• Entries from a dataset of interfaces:
■ ■ ■

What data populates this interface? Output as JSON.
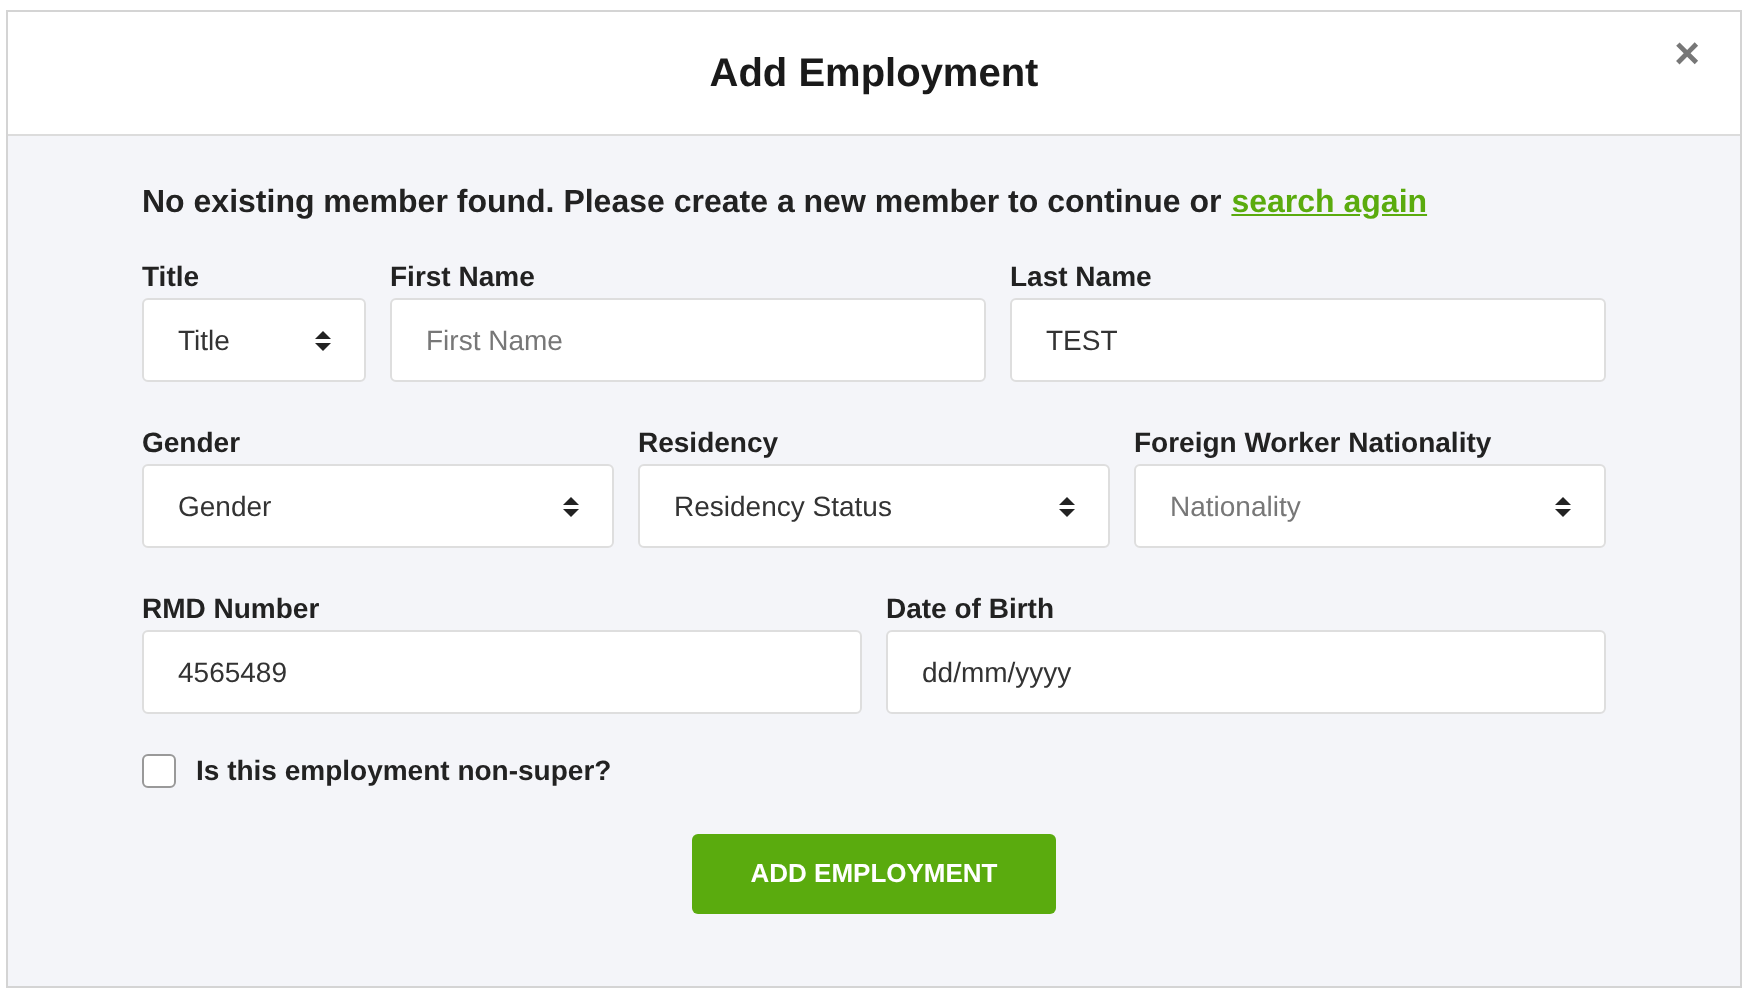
{
  "dialog": {
    "title": "Add Employment",
    "close": "×"
  },
  "message": {
    "text": "No existing member found. Please create a new member to continue or",
    "link": "search again"
  },
  "rows": [
    [
      {
        "label": "Title",
        "kind": "select",
        "value": "Title"
      },
      {
        "label": "First Name",
        "kind": "text",
        "placeholder": "First Name"
      },
      {
        "label": "Last Name",
        "kind": "text",
        "value": "TEST"
      }
    ],
    [
      {
        "label": "Gender",
        "kind": "select",
        "value": "Gender"
      },
      {
        "label": "Residency",
        "kind": "select",
        "value": "Residency Status"
      },
      {
        "label": "Foreign Worker Nationality",
        "kind": "select",
        "placeholder": "Nationality"
      }
    ],
    [
      {
        "label": "RMD Number",
        "kind": "text",
        "value": "4565489"
      },
      {
        "label": "Date of Birth",
        "kind": "date",
        "value": "dd/mm/yyyy"
      }
    ]
  ],
  "checkbox": {
    "label": "Is this employment non-super?",
    "checked": false
  },
  "button": "ADD EMPLOYMENT"
}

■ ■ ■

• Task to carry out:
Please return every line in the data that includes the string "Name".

• Exercise result:
        "label": "First Name",
        "placeholder": "First Name"
        "label": "Last Name",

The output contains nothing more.